Average American farmer is now 58 years old, and farmers 65 and older are the fastest growing segment of the population More

This forum has been closed.
Comments
     
There are no comments in this forum. Be first and add one

Featured Videos

Your JavaScript is turned off or you have an old version of Adobe's Flash Player. Get the latest Flash player.
Face of American Farmer is Changingi
X
Mike Osborne
April 18, 2014
The average American farmer is now 58 years old, and farmers 65 and older are the fastest growing segment of the population. It’s a troubling trend signaling big changes ahead for American agriculture as aging farmers retire. Reporter Mike Osborne says a new report from the U.S. Census Bureau is suggesting what some of those changes might look like... and why they might not be so troubling.
Video

Video Face of American Farmer is Changing

The average American farmer is now 58 years old, and farmers 65 and older are the fastest growing segment of the population. It’s a troubling trend signaling big changes ahead for American agriculture as aging farmers retire. Reporter Mike Osborne says a new report from the U.S. Census Bureau is suggesting what some of those changes might look like... and why they might not be so troubling.
Video

Video Donetsk Governor: Ukraine Military Assault 'Delicate But Necessary'

Around a dozen state buildings in eastern Ukraine remain in the hands of pro-Russian protesters who are demanding a referendum on self-rule. The governor of the whole Donetsk region is among those forced out by the protesters. He spoke to VOA's Henry Ridgwell from his temporary new office in Donetsk city.
Video
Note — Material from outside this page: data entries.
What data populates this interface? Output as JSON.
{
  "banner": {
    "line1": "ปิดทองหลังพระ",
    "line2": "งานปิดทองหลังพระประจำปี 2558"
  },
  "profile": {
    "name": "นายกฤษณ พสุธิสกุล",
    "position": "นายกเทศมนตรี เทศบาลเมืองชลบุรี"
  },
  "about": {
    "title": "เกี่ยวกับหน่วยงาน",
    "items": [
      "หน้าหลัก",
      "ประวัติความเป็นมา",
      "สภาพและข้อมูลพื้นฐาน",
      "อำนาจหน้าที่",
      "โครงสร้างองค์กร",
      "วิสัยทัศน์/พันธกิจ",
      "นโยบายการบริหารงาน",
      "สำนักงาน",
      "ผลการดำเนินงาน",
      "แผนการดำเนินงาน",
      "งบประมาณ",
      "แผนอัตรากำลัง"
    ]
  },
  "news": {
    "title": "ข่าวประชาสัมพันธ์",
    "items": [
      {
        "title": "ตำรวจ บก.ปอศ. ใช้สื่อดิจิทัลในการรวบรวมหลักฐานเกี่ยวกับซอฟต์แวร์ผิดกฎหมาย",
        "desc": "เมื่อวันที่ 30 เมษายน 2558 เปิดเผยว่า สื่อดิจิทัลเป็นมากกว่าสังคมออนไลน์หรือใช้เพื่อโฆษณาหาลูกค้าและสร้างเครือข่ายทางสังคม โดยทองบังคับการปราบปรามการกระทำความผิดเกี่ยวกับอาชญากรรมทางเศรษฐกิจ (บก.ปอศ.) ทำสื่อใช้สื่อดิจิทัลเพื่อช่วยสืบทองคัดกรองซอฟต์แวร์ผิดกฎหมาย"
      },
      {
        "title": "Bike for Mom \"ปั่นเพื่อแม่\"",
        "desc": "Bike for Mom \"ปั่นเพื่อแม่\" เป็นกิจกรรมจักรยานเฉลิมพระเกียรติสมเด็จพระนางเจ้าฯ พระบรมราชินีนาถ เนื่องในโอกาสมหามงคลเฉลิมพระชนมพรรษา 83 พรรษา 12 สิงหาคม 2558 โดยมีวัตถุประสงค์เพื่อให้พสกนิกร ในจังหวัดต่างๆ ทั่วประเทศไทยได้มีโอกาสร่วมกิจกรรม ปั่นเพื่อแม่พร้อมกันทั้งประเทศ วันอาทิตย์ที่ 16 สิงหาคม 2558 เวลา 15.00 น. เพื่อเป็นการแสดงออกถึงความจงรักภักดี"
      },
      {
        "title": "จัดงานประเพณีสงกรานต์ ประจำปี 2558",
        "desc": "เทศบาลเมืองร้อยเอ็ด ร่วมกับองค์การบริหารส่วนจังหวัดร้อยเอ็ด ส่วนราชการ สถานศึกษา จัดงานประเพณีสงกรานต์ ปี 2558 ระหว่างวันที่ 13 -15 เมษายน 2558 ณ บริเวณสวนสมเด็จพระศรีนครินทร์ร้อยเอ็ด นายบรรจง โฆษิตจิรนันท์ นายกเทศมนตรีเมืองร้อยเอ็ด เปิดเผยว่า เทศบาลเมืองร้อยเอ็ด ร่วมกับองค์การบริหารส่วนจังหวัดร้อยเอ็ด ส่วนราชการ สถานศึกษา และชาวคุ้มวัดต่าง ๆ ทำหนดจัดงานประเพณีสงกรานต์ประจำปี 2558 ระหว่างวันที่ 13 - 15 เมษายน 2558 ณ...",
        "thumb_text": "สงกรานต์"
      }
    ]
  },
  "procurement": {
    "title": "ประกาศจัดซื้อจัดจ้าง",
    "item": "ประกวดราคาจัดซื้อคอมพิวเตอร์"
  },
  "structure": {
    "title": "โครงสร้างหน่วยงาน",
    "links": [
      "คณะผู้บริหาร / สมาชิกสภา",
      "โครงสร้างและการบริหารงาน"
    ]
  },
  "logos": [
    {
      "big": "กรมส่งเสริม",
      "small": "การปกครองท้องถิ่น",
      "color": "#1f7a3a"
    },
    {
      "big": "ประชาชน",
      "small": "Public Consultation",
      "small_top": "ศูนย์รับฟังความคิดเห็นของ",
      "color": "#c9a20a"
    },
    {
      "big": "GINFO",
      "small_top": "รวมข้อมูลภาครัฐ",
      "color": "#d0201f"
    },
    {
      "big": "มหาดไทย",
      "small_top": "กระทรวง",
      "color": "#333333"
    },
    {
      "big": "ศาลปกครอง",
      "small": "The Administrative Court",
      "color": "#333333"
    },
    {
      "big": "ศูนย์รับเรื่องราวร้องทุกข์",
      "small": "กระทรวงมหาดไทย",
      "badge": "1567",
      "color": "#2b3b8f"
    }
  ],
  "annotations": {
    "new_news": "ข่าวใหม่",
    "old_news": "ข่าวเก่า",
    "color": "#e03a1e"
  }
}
Video Drones May Soon Send Data From High Seas

Drones are usually associated with unmanned flying vehicles, but autonomous watercraft are also becoming useful tools for jobs ranging from scientific exploration to law enforcement to searching for a missing airliner in the Indian Ocean. VOA’s George Putic reports on sea-faring drones.
Video

Video New Earth-Size Planet Found

Not too big, not too small. Not too hot, not too cold. A newly discovered planet looks just right for life as we know it, according to an international group of astronomers. VOA’s Steve Baragona has more.
Video

Video Copts in Diaspora Worry About Future in Egypt

Around 10 percent of Egypt’s population belong to the Coptic faith, making them the largest Christian minority in the Middle East. But they have become targets of violence since the revolution three years ago. With elections scheduled for May and the struggle between the Egyptian military and Islamists continuing, many Copts abroad are deeply worried about the future of their ancient church. VOA religion correspondent Jerome Socolovsky visited a Coptic church outside Washington DC.
Video

Video Critics Say Venezuelan Protests Test Limits of Military's Support

During the two months of deadly anti-government protests that have rocked the oil-rich nation of Venezuela, President Nicolas Maduro has accused the opposition of trying to initiate a coup. Though a small number of military officers have been arrested for allegedly plotting against the government, VOA’s Brian Padden reports the leadership of the armed forces continues to support the president, at least for now.
Video

Video More Millenials Unplug to Embrace Board Games

A big new trend in the U.S. toy industry has more consumers switching off their high-tech gadgets to play with classic toys, like board games. This is especially true among the so-called millenial generation - those born in the 1980's and 90's. Elizabeth Lee has more from an unusual café in Los Angeles, where the new trend is popular and business is booming.
Video

Video Google Buys Drone Company

In its latest purchase of high-tech companies, Google has acquired a manufacturer of solar-powered drones that can stay in the air almost indefinitely, relaying broadband Internet connection to remote areas. It is seen as yet another step in the U.S. based Web giant’s bid to bring Internet to the whole world. VOA’s George Putic reports.
AppleAndroid